removed, because it would make it far easier to replace CSE path
following with an extended basic block CSE that stores its state tables
at the end of each basic block (as opposed to re-scanning from the start
every time, like CSE does now).
In addition, without -fcse-skip-blocks, it is going to be a *lot* easier
to make CSE work in cfglayout-mode. Right now CSE is one of only two
passes that block us from having cfglayout-mode enabled from expand all
the way down to reload. Also, because CSE doesn't work in cfglayout-mode,
GCSE also can't work in cfglayout-mode. That is really too bad because
GCSE frequently needs to do things like inserting on edges and splitting
edges, and these things are *much* easier in cfglayout-mode.
When the dataflow branch gets merged, having more passes work in
cfglayout-mode is going to be more important because cfgcleanup in
cfglayout-mode does not require iterations. This greatly simplifies the
dataflow updating code in cfgcleanup, bringing a decent speed-up there,
I believe the benefits clearly outweigh the costs of -fcse-skip-blocks,
so I'm just going to try and have it removed once again (even though
Cato is not my middle name ;-). Instead of removing all the code right
now, I'd like to propose we just disable cse skip-blocks for now, and
remove it entirely when there is sufficient proof that it is as unhelpful
for everyone else as it is for me.
This patch was bootstrapped&tested on x86_64-suse-linux-gnu.
OK for trunk?
* opts.c (decode_options): Disable CSE skip blocks.
--- opts.c (revision 118133)
+++ opts.c (working copy)
@@ -475,7 +475,6 @@ decode_options (unsigned int argc, const
flag_crossjumping = 1;
flag_optimize_sibling_calls = 1;

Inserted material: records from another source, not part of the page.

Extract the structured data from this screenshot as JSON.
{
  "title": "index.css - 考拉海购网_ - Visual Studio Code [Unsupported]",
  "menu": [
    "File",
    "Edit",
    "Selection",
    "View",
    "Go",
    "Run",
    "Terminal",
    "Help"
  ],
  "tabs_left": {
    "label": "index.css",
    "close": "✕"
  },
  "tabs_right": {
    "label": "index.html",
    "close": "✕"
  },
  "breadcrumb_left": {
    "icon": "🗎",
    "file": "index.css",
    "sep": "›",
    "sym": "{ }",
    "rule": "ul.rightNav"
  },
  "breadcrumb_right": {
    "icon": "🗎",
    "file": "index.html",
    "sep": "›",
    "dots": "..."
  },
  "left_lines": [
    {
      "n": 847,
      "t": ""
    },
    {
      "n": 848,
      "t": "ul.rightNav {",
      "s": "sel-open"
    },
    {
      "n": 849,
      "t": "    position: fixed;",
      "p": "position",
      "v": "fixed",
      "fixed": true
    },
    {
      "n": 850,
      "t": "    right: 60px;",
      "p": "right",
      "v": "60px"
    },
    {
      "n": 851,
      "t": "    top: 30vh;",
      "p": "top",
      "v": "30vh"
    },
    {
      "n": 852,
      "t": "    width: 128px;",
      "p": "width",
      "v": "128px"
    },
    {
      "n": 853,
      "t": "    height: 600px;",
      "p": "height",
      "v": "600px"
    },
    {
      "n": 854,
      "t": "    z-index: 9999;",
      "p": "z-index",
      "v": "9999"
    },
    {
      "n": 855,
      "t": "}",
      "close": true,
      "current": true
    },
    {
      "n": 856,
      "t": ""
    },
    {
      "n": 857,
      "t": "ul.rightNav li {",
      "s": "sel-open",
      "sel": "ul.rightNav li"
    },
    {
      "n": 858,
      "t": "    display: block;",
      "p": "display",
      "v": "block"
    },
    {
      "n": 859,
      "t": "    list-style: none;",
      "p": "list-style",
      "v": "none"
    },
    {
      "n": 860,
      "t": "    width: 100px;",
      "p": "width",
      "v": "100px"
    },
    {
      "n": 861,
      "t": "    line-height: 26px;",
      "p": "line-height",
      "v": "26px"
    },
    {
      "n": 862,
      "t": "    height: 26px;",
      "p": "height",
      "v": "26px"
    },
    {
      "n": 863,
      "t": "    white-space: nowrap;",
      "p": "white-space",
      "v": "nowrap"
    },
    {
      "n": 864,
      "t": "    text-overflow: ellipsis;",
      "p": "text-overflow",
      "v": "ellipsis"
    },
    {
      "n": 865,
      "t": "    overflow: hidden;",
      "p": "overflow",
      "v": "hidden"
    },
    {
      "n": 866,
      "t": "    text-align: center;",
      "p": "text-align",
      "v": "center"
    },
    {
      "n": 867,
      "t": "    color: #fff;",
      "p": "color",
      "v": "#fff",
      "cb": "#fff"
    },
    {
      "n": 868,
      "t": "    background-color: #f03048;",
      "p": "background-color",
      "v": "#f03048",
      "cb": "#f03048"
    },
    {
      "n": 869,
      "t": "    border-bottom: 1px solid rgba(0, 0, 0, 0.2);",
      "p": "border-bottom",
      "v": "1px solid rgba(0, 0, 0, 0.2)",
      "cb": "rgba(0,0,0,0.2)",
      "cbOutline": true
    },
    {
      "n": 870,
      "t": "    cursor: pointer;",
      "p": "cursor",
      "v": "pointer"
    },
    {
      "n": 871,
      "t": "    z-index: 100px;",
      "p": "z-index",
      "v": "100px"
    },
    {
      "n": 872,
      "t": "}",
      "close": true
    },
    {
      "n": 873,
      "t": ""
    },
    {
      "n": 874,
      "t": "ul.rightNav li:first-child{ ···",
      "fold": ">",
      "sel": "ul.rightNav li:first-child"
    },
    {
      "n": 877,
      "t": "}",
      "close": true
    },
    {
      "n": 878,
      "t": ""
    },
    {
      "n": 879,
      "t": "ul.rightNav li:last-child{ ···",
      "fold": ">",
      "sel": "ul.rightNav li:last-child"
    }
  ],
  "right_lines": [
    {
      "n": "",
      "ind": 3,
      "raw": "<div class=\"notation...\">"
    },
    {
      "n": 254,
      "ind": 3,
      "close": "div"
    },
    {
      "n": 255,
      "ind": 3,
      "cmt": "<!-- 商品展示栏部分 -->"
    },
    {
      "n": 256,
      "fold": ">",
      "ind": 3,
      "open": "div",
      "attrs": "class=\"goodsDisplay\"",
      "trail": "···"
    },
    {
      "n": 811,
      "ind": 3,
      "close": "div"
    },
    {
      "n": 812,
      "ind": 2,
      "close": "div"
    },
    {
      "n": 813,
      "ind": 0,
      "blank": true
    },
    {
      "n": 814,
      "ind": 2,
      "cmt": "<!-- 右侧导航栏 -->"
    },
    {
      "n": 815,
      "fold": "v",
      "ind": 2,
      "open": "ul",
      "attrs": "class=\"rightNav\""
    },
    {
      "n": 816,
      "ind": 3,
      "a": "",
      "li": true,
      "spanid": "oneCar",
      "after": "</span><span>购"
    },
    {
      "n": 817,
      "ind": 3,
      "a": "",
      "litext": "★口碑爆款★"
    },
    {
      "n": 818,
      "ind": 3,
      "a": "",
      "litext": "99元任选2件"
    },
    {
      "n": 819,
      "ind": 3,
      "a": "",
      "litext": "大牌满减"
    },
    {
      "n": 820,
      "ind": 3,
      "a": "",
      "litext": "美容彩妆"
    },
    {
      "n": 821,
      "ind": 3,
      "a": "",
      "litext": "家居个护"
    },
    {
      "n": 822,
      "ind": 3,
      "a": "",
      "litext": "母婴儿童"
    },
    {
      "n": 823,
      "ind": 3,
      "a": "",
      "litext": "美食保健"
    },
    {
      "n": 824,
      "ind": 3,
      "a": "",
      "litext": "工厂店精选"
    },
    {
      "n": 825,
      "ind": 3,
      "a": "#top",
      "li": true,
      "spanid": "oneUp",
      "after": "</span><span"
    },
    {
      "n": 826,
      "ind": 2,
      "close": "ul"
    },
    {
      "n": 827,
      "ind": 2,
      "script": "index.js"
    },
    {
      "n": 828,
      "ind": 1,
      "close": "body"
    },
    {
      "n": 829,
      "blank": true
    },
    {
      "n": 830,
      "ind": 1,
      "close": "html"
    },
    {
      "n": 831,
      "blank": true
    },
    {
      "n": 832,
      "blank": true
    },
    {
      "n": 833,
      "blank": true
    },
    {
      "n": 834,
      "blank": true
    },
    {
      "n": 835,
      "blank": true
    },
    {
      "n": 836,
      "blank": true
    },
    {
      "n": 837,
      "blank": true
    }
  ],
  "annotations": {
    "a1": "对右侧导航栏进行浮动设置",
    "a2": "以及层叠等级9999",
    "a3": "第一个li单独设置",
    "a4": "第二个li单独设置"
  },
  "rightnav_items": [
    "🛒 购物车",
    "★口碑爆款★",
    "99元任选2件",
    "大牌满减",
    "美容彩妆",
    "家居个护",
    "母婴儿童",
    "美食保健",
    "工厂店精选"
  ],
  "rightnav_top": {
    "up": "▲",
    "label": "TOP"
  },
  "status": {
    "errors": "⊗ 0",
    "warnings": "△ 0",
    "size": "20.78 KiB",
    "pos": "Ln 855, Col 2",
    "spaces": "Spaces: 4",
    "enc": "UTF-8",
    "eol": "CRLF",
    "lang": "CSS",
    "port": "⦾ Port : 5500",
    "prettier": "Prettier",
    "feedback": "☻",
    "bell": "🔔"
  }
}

flag_cse_follow_jumps = 1;
- flag_cse_skip_blocks = 1;
flag_gcse = 1;
flag_expensive_optimizations = 1;
flag_ipa_type_escape = 1;